= Problem =
Write the data out again, character for character, with no images.

(Material provided Opens)

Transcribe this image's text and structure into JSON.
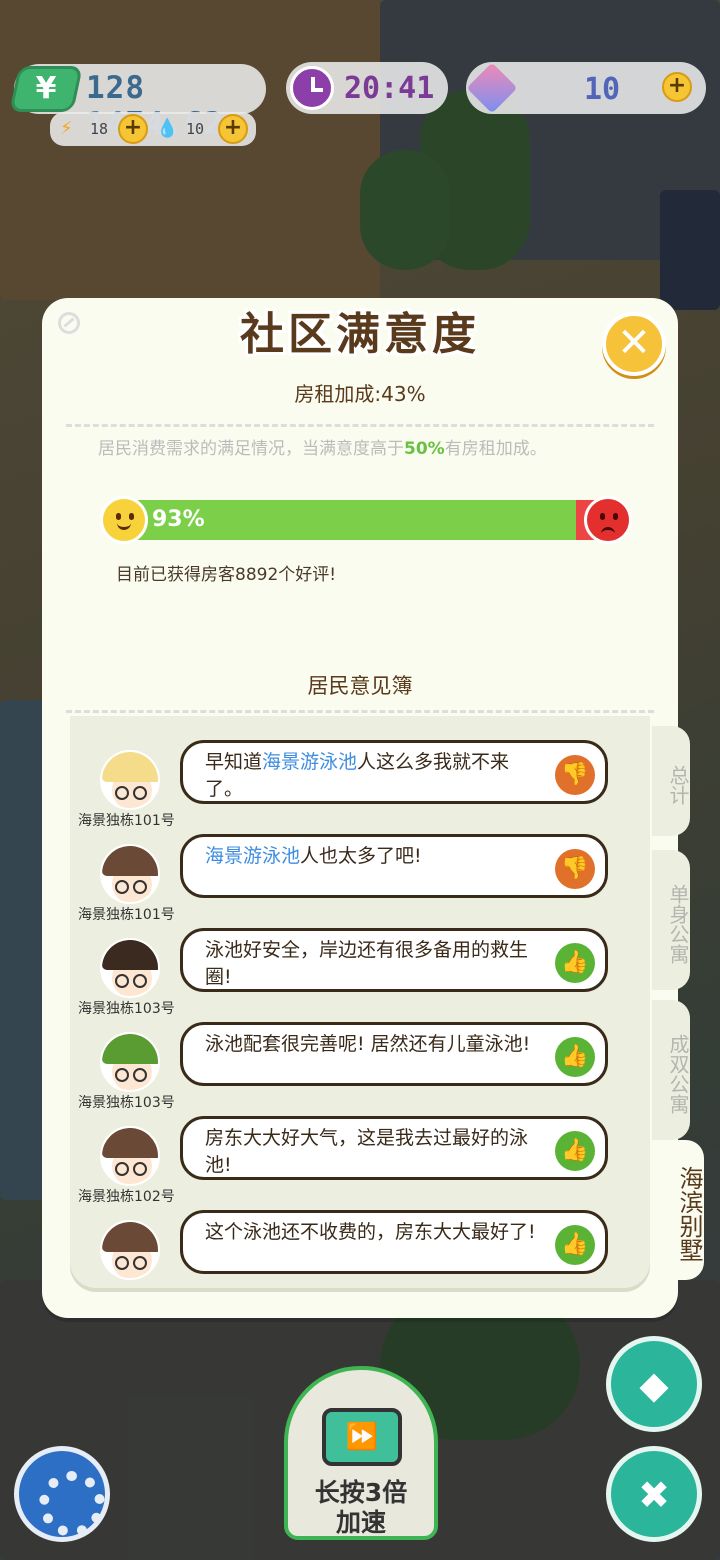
{
  "hud": {
    "money": "128 1474.62",
    "energy": "18",
    "water": "10",
    "time": "20:41",
    "gems": "10"
  },
  "panel": {
    "title": "社区满意度",
    "rent_bonus": "房租加成:43%",
    "description_pre": "居民消费需求的满足情况，当满意度高于",
    "description_threshold": "50%",
    "description_post": "有房租加成。",
    "satisfaction_label": "93%",
    "satisfaction_value": 0.93,
    "reviews_text": "目前已获得房客8892个好评!",
    "book_title": "居民意见簿"
  },
  "comments": [
    {
      "unit": "海景独栋101号",
      "pre": "早知道",
      "place": "海景游泳池",
      "post": "人这么多我就不来了。",
      "rating": "bad"
    },
    {
      "unit": "海景独栋101号",
      "pre": "",
      "place": "海景游泳池",
      "post": "人也太多了吧!",
      "rating": "bad"
    },
    {
      "unit": "海景独栋103号",
      "pre": "泳池好安全，岸边还有很多备用的救生圈!",
      "place": "",
      "post": "",
      "rating": "good"
    },
    {
      "unit": "海景独栋103号",
      "pre": "泳池配套很完善呢! 居然还有儿童泳池!",
      "place": "",
      "post": "",
      "rating": "good"
    },
    {
      "unit": "海景独栋102号",
      "pre": "房东大大好大气，这是我去过最好的泳池!",
      "place": "",
      "post": "",
      "rating": "good"
    },
    {
      "unit": "",
      "pre": "这个泳池还不收费的，房东大大最好了!",
      "place": "",
      "post": "",
      "rating": "good"
    }
  ],
  "tabs": [
    "总计",
    "单身公寓",
    "成双公寓",
    "海滨别墅"
  ],
  "active_tab": "海滨别墅",
  "bottom": {
    "speed_label_line1": "长按3倍",
    "speed_label_line2": "加速"
  },
  "colors": {
    "accent_green": "#7ccf48",
    "angry_red": "#e3302e",
    "place_blue": "#3e8de0",
    "good_thumb": "#5bb336",
    "bad_thumb": "#e0702a"
  }
}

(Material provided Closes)

= The completed task =
Transcribe this image's text and structure into JSON.
{
  "hud": {
    "money": "128 1474.62",
    "energy": "18",
    "water": "10",
    "time": "20:41",
    "gems": "10"
  },
  "panel": {
    "title": "社区满意度",
    "rent_bonus": "房租加成:43%",
    "description_pre": "居民消费需求的满足情况，当满意度高于",
    "description_threshold": "50%",
    "description_post": "有房租加成。",
    "satisfaction_label": "93%",
    "satisfaction_value": 0.93,
    "reviews_text": "目前已获得房客8892个好评!",
    "book_title": "居民意见簿"
  },
  "comments": [
    {
      "unit": "海景独栋101号",
      "pre": "早知道",
      "place": "海景游泳池",
      "post": "人这么多我就不来了。",
      "rating": "bad"
    },
    {
      "unit": "海景独栋101号",
      "pre": "",
      "place": "海景游泳池",
      "post": "人也太多了吧!",
      "rating": "bad"
    },
    {
      "unit": "海景独栋103号",
      "pre": "泳池好安全，岸边还有很多备用的救生圈!",
      "place": "",
      "post": "",
      "rating": "good"
    },
    {
      "unit": "海景独栋103号",
      "pre": "泳池配套很完善呢! 居然还有儿童泳池!",
      "place": "",
      "post": "",
      "rating": "good"
    },
    {
      "unit": "海景独栋102号",
      "pre": "房东大大好大气，这是我去过最好的泳池!",
      "place": "",
      "post": "",
      "rating": "good"
    },
    {
      "unit": "",
      "pre": "这个泳池还不收费的，房东大大最好了!",
      "place": "",
      "post": "",
      "rating": "good"
    }
  ],
  "tabs": [
    "总计",
    "单身公寓",
    "成双公寓",
    "海滨别墅"
  ],
  "active_tab": "海滨别墅",
  "bottom": {
    "speed_label_line1": "长按3倍",
    "speed_label_line2": "加速"
  },
  "colors": {
    "accent_green": "#7ccf48",
    "angry_red": "#e3302e",
    "place_blue": "#3e8de0",
    "good_thumb": "#5bb336",
    "bad_thumb": "#e0702a"
  }
}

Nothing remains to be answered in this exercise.